    Unveiling of the Neue Klasse Unveiled in 1961, BMW 1500 sedan was a revolutionary concept at the outset of the '60s. No tail fins or chrome fountains. Instead, what you got was understated and elegant, in a modern sense, exciting to drive as nearly any sports car, and yet still comfortable for four.   The elegant little sedan was an instant sensation. In the 1500, BMW not only found the long-term solution to its dire business straits but, more importantly, created an entirely new
    History of the BMW 2002 and the 02 Series

    History of the BMW 2002 and the 02 Series

    In 1966, BMW was practically unknown in the US unless you were a touring motorcycle enthusiast or had seen an Isetta given away on a quiz show.  BMW’s sales in the US that year were just 1253 cars.  Then BMW 1600-2 came to America’s shores, tripling US sales to 4564 the following year, boosted by favorable articles in the Buff Books. Car and Driver called it “the best $2500 sedan anywhere.”  Road & Track’s road test was equally enthusiastic.  Then, BMW took a cue from American manufacturers,
    The BMW 2002 Production Run

    The BMW 2002 Production Run

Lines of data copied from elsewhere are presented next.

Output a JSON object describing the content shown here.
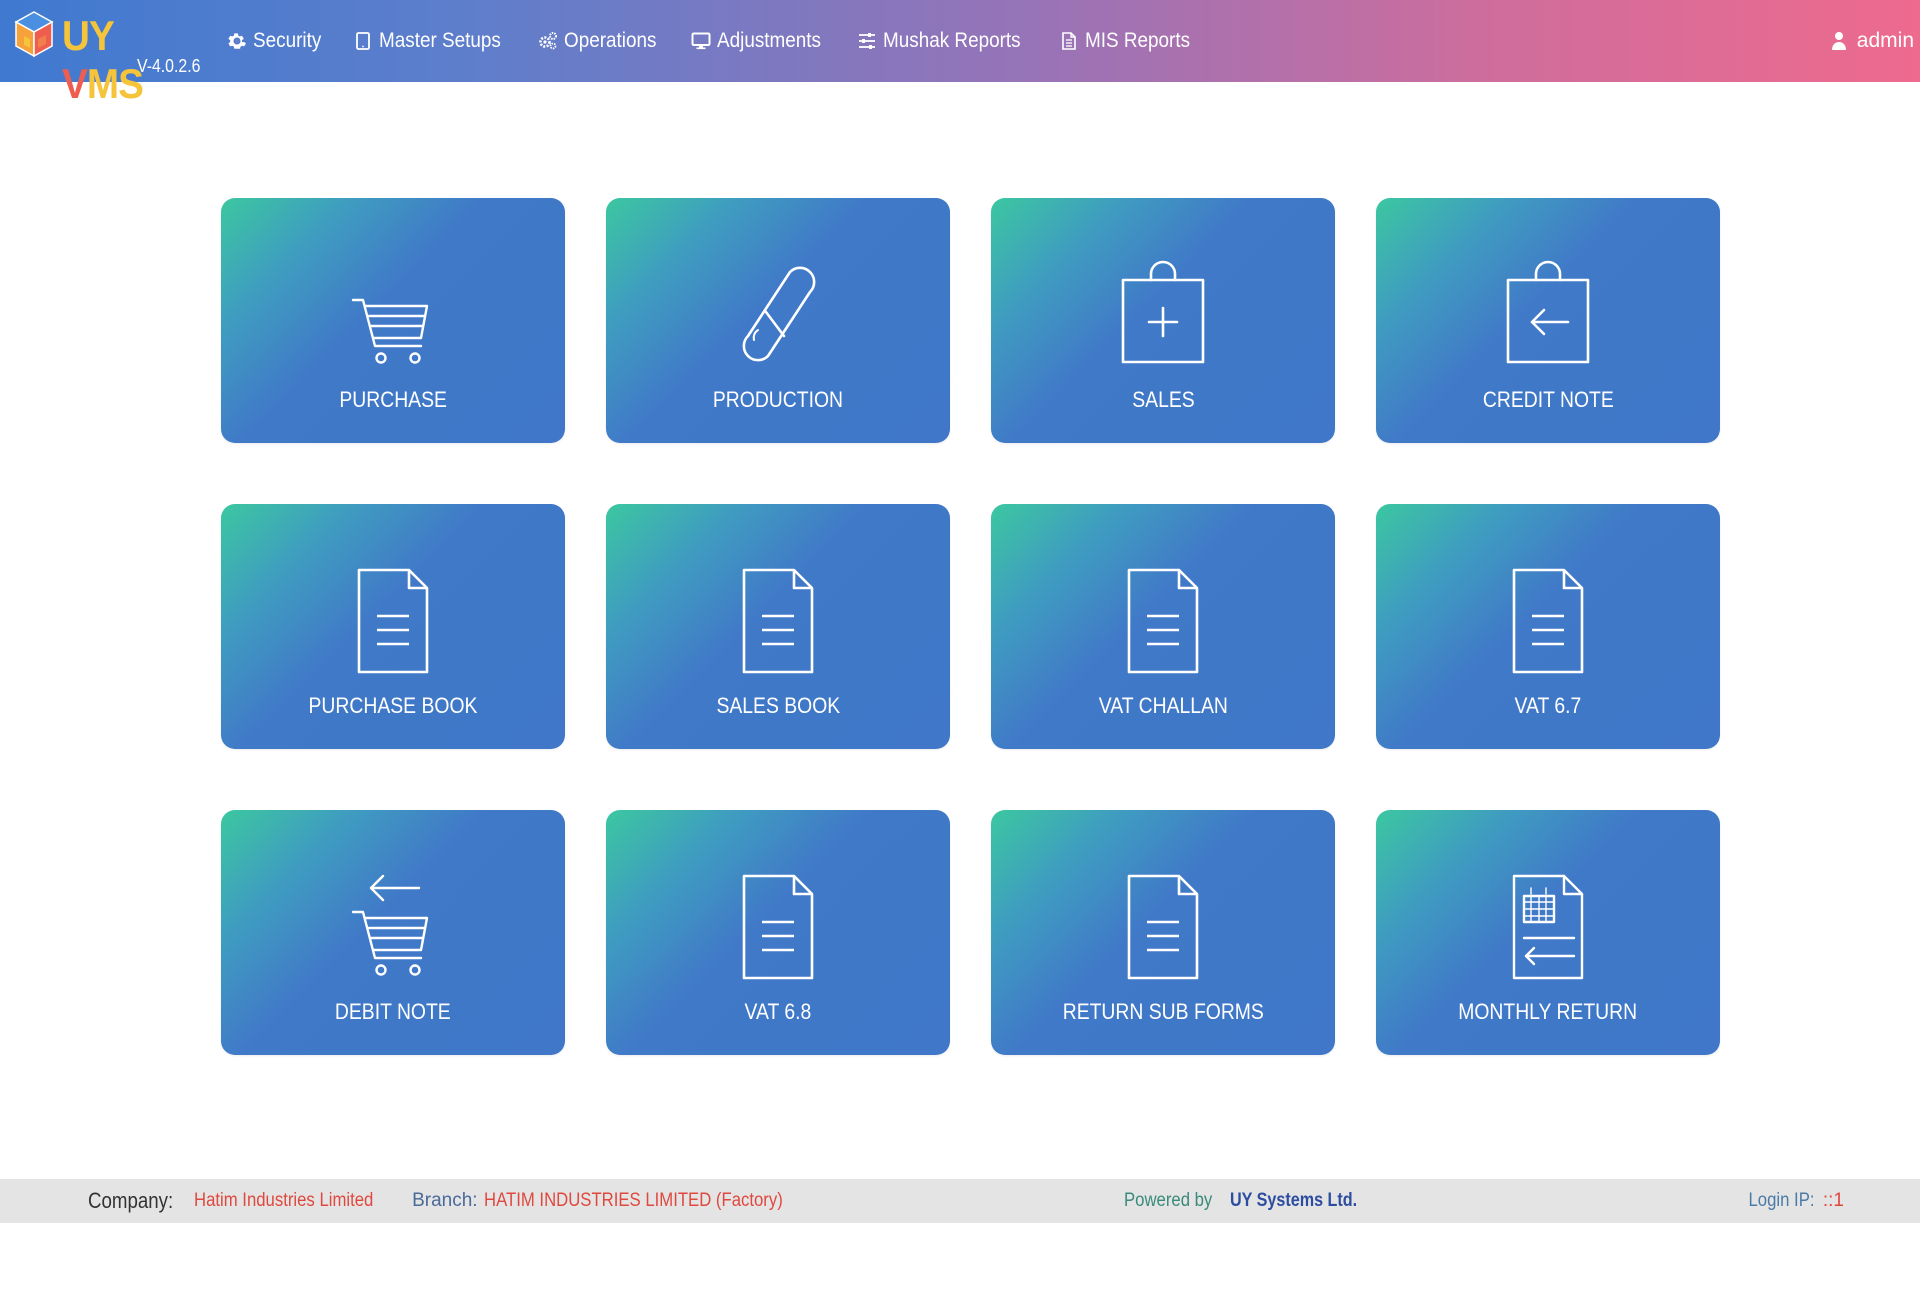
{
  "brand": {
    "name_uy": "UY ",
    "name_v": "V",
    "name_ms": "MS",
    "version": "V-4.0.2.6",
    "colors": {
      "uy": "#f5c43a",
      "v": "#ee5d4e"
    }
  },
  "nav": {
    "items": [
      {
        "label": "Security",
        "icon": "gear-icon"
      },
      {
        "label": "Master Setups",
        "icon": "tablet-icon"
      },
      {
        "label": "Operations",
        "icon": "gears-icon"
      },
      {
        "label": "Adjustments",
        "icon": "monitor-icon"
      },
      {
        "label": "Mushak Reports",
        "icon": "sliders-icon"
      },
      {
        "label": "MIS Reports",
        "icon": "file-text-icon"
      }
    ]
  },
  "user": {
    "name": "admin",
    "icon": "user-icon"
  },
  "tiles": [
    {
      "label": "PURCHASE",
      "icon": "cart-icon"
    },
    {
      "label": "PRODUCTION",
      "icon": "pill-icon"
    },
    {
      "label": "SALES",
      "icon": "bag-plus-icon"
    },
    {
      "label": "CREDIT NOTE",
      "icon": "bag-return-icon"
    },
    {
      "label": "PURCHASE BOOK",
      "icon": "document-icon"
    },
    {
      "label": "SALES BOOK",
      "icon": "document-icon"
    },
    {
      "label": "VAT CHALLAN",
      "icon": "document-icon"
    },
    {
      "label": "VAT 6.7",
      "icon": "document-icon"
    },
    {
      "label": "DEBIT NOTE",
      "icon": "cart-return-icon"
    },
    {
      "label": "VAT 6.8",
      "icon": "document-icon"
    },
    {
      "label": "RETURN SUB FORMS",
      "icon": "document-icon"
    },
    {
      "label": "MONTHLY RETURN",
      "icon": "calendar-doc-icon"
    }
  ],
  "footer": {
    "company_label": "Company:",
    "company_value": "Hatim Industries Limited",
    "branch_label": "Branch:",
    "branch_value": "HATIM INDUSTRIES LIMITED (Factory)",
    "powered_by": "Powered by",
    "powered_company": "UY Systems Ltd.",
    "login_ip_label": "Login IP:",
    "login_ip_value": "::1"
  },
  "colors": {
    "tile_gradient_start": "#3cc7a0",
    "tile_gradient_end": "#4077c9",
    "accent_red": "#e0483f",
    "footer_bg": "#e4e4e4"
  }
}
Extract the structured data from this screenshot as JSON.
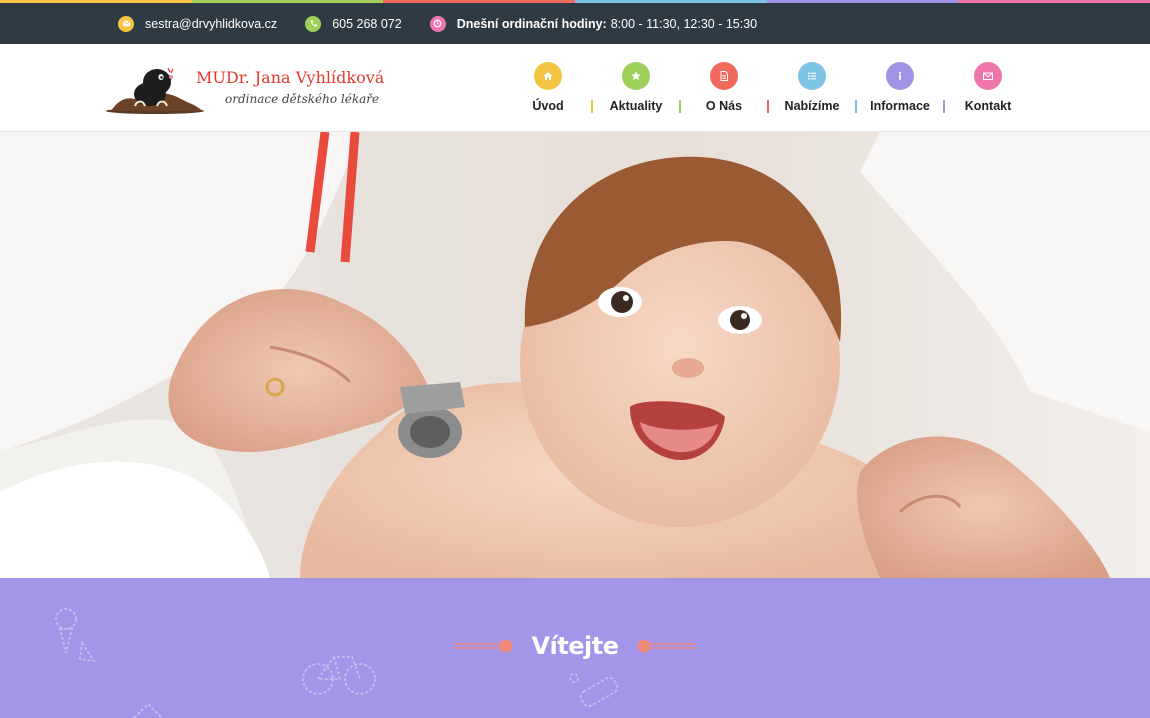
{
  "topbar": {
    "email": "sestra@drvyhlidkova.cz",
    "phone": "605 268 072",
    "hours_label": "Dnešní ordinační hodiny:",
    "hours_value": "8:00 - 11:30, 12:30 - 15:30",
    "icons": [
      "envelope-icon",
      "phone-icon",
      "clock-icon"
    ]
  },
  "logo": {
    "name": "MUDr. Jana Vyhlídková",
    "subtitle": "ordinace dětského lékaře"
  },
  "nav": [
    {
      "label": "Úvod",
      "icon": "home-icon",
      "color": "#f4c542"
    },
    {
      "label": "Aktuality",
      "icon": "star-icon",
      "color": "#9fd05a"
    },
    {
      "label": "O Nás",
      "icon": "document-icon",
      "color": "#ef6a5c"
    },
    {
      "label": "Nabízíme",
      "icon": "list-icon",
      "color": "#7cc3e4"
    },
    {
      "label": "Informace",
      "icon": "info-icon",
      "color": "#a393e6"
    },
    {
      "label": "Kontakt",
      "icon": "envelope-icon",
      "color": "#ef76ac"
    }
  ],
  "welcome": {
    "title": "Vítejte"
  },
  "colors": {
    "topbar_bg": "#2e3a44",
    "welcome_bg": "#a395e8",
    "accent_red": "#e03a2f",
    "title_ornament": "#f08a7a"
  }
}
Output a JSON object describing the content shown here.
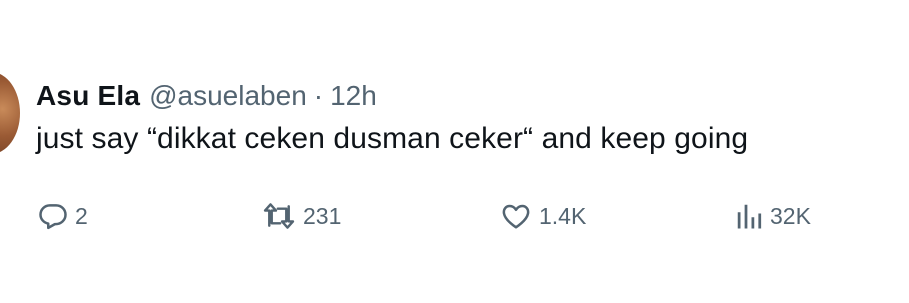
{
  "tweet": {
    "display_name": "Asu Ela",
    "handle": "@asuelaben",
    "separator": "·",
    "time": "12h",
    "text": "just say “dikkat ceken dusman ceker“ and keep going",
    "actions": {
      "reply": {
        "icon": "reply-icon",
        "count": "2"
      },
      "retweet": {
        "icon": "retweet-icon",
        "count": "231"
      },
      "like": {
        "icon": "heart-icon",
        "count": "1.4K"
      },
      "views": {
        "icon": "views-icon",
        "count": "32K"
      }
    }
  },
  "colors": {
    "text_primary": "#0f1419",
    "text_secondary": "#536471",
    "background": "#ffffff"
  }
}
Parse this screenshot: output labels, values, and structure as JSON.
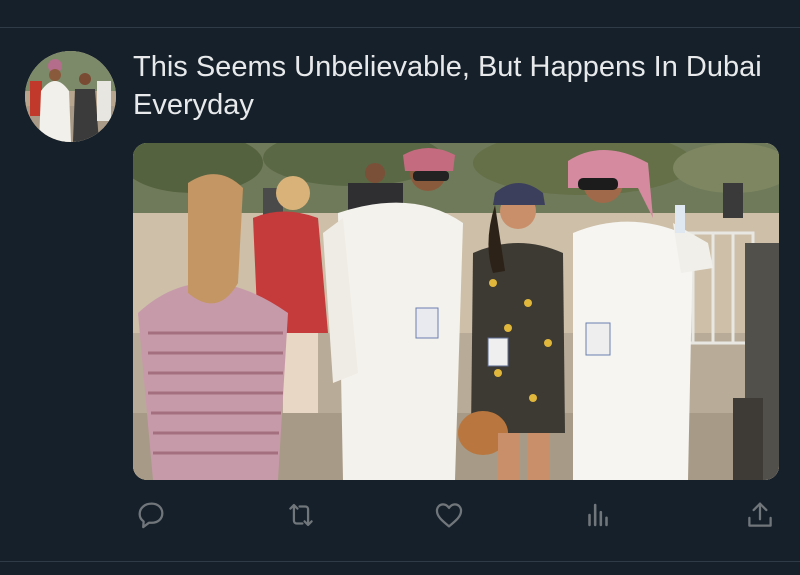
{
  "tweet": {
    "text": "This Seems Unbelievable, But Happens In Dubai Everyday"
  },
  "actions": {
    "reply": "reply-icon",
    "retweet": "retweet-icon",
    "like": "heart-icon",
    "views": "analytics-icon",
    "share": "share-icon"
  },
  "colors": {
    "background": "#15202b",
    "text": "#e7e9ea",
    "icon": "#71767b"
  }
}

    BMW 02 series are like the original Volkswagen Beetles in one way (besides both being German classic cars)—throughout their long production, they all essentially look alike—at least to the uninitiated:  small, boxy, rear-wheel drive, two-door sedan.  Aficionados know better.   Not only were there three other body styles—none, unfortunately, exported to the US—but there were some significant visual and mechanical changes over their eleven-year production run.   I’ve extracted t
  • Upcoming Events

  • Supporting Vendors

×
×
  • Create New...